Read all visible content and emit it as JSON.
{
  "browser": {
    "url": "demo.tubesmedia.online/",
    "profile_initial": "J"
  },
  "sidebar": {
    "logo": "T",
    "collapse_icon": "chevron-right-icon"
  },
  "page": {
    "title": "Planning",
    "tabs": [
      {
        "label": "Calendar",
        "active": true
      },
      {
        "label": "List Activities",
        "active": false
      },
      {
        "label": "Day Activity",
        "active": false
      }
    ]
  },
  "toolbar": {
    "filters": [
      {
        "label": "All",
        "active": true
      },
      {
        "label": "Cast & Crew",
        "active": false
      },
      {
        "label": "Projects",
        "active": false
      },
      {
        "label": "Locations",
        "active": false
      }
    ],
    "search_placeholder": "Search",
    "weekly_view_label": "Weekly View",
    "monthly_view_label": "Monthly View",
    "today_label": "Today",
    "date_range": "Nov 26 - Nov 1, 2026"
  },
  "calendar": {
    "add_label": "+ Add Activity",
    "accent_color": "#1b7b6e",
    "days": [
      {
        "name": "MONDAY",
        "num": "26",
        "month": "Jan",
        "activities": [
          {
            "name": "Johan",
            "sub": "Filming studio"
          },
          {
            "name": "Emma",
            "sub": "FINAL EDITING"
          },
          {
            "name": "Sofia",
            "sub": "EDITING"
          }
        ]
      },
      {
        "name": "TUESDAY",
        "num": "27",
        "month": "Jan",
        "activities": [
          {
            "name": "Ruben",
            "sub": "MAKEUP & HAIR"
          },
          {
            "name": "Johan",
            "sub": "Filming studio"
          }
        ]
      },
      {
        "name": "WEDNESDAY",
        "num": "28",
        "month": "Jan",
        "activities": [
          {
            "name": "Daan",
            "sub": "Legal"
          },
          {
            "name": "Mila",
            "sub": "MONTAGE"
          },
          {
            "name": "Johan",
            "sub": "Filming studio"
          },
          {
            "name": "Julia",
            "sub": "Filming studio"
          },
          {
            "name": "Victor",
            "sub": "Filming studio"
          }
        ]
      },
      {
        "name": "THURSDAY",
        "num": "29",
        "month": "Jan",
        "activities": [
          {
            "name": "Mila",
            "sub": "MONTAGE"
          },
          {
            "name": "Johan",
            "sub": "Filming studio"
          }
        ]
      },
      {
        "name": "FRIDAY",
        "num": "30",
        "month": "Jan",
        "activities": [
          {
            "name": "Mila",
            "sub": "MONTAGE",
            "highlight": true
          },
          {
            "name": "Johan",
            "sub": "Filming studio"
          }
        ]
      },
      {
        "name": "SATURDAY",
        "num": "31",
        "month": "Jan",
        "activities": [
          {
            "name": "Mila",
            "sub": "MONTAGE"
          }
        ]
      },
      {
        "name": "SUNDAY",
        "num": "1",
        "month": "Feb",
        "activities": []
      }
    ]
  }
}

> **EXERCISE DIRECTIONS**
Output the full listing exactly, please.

> **YOUR SOLUTION**
Read all visible content and emit it as JSON.
{
  "browser": {
    "url": "demo.tubesmedia.online/",
    "profile_initial": "J"
  },
  "sidebar": {
    "logo": "T",
    "collapse_icon": "chevron-right-icon"
  },
  "page": {
    "title": "Planning",
    "tabs": [
      {
        "label": "Calendar",
        "active": true
      },
      {
        "label": "List Activities",
        "active": false
      },
      {
        "label": "Day Activity",
        "active": false
      }
    ]
  },
  "toolbar": {
    "filters": [
      {
        "label": "All",
        "active": true
      },
      {
        "label": "Cast & Crew",
        "active": false
      },
      {
        "label": "Projects",
        "active": false
      },
      {
        "label": "Locations",
        "active": false
      }
    ],
    "search_placeholder": "Search",
    "weekly_view_label": "Weekly View",
    "monthly_view_label": "Monthly View",
    "today_label": "Today",
    "date_range": "Nov 26 - Nov 1, 2026"
  },
  "calendar": {
    "add_label": "+ Add Activity",
    "accent_color": "#1b7b6e",
    "days": [
      {
        "name": "MONDAY",
        "num": "26",
        "month": "Jan",
        "activities": [
          {
            "name": "Johan",
            "sub": "Filming studio"
          },
          {
            "name": "Emma",
            "sub": "FINAL EDITING"
          },
          {
            "name": "Sofia",
            "sub": "EDITING"
          }
        ]
      },
      {
        "name": "TUESDAY",
        "num": "27",
        "month": "Jan",
        "activities": [
          {
            "name": "Ruben",
            "sub": "MAKEUP & HAIR"
          },
          {
            "name": "Johan",
            "sub": "Filming studio"
          }
        ]
      },
      {
        "name": "WEDNESDAY",
        "num": "28",
        "month": "Jan",
        "activities": [
          {
            "name": "Daan",
            "sub": "Legal"
          },
          {
            "name": "Mila",
            "sub": "MONTAGE"
          },
          {
            "name": "Johan",
            "sub": "Filming studio"
          },
          {
            "name": "Julia",
            "sub": "Filming studio"
          },
          {
            "name": "Victor",
            "sub": "Filming studio"
          }
        ]
      },
      {
        "name": "THURSDAY",
        "num": "29",
        "month": "Jan",
        "activities": [
          {
            "name": "Mila",
            "sub": "MONTAGE"
          },
          {
            "name": "Johan",
            "sub": "Filming studio"
          }
        ]
      },
      {
        "name": "FRIDAY",
        "num": "30",
        "month": "Jan",
        "activities": [
          {
            "name": "Mila",
            "sub": "MONTAGE",
            "highlight": true
          },
          {
            "name": "Johan",
            "sub": "Filming studio"
          }
        ]
      },
      {
        "name": "SATURDAY",
        "num": "31",
        "month": "Jan",
        "activities": [
          {
            "name": "Mila",
            "sub": "MONTAGE"
          }
        ]
      },
      {
        "name": "SUNDAY",
        "num": "1",
        "month": "Feb",
        "activities": []
      }
    ]
  }
}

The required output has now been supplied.